Human Elements

The world of science is full of facts and figures, but behind the study are the people. In the end, it becomes a question not of how they do science — but why.

A forest garden teaches healing, land stewardship

Stephanie Leon Riedl of the Sts’ailes First Nation cultivates traditional foods to pass on the lessons of the land to future generations.

Stephanie Leon Riedl, environmental strategist Sts’ailes cultivates a forest garden on her Native land. “In my opinion, it’s not a coincidence that somewhere between 80% and 90% of the world’s biodiversity exists on lands in which Indigenous peoples actively are stewarding.”

The forest garden is a community space that grows traditional foods including crabapples, hazelnuts, huckleberries and highbush cranberries. “We’ve got a lot of areas that are identified by our elders as traditional gathering and harvesting spaces,” Riedl says, “places that particular families or individuals have stewarded and continue to steward.” She hopes that this food forest can provide healing for her community and pass on to future generations the lessons of stewardship of the land. “Sometimes you can’t prescribe, how to cultivate a plant necessarily. You just gotta, like, watch it and listen to it and … put your love into it. Have a good heart and mind and be flexible.
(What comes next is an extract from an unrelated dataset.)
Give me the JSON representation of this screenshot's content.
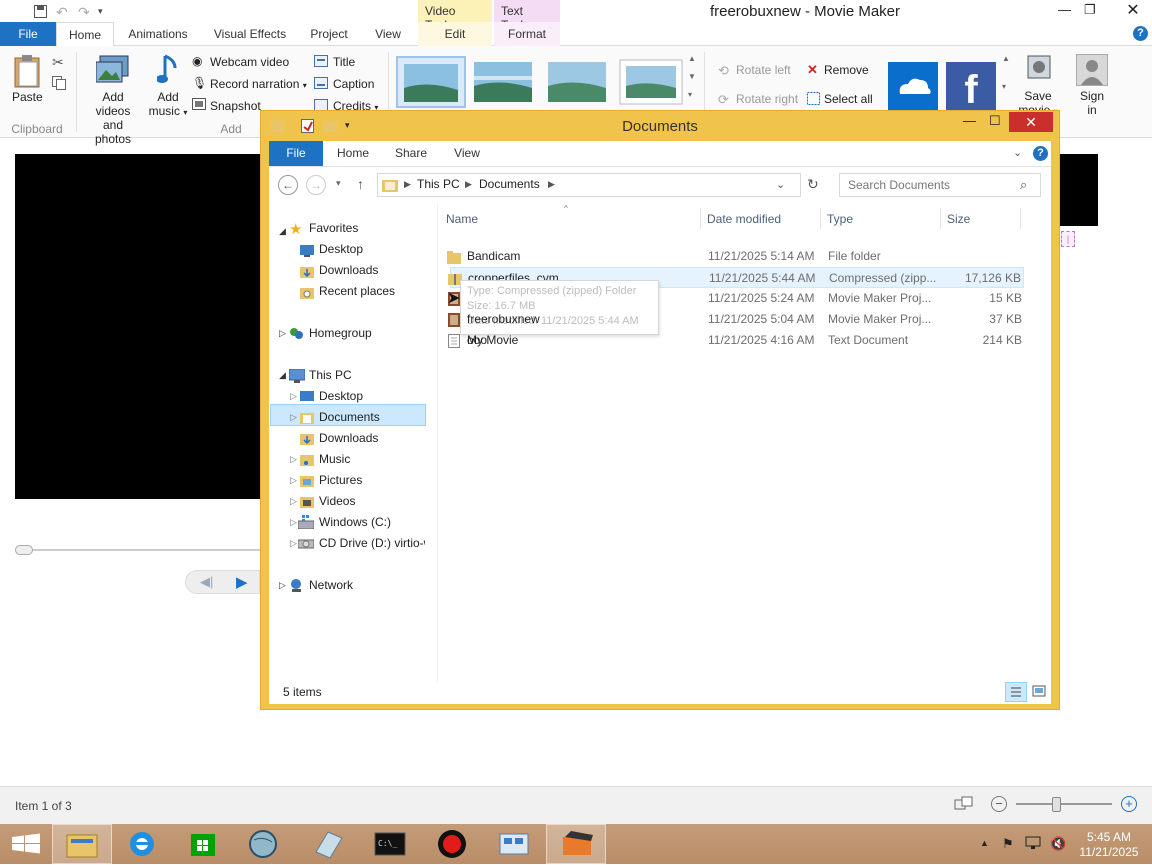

I feel like that might be the approach that we need to take with climate change and every little bit that we can do to kind of, like, figure it out together.”

Stephanie feels that she’s carrying the torch for the next generation. “It’s our generation’s responsibility to kind of pick that up…and continue carrying it forward to make sure that our ancestors can heal and that future generations can heal,” Riedl said.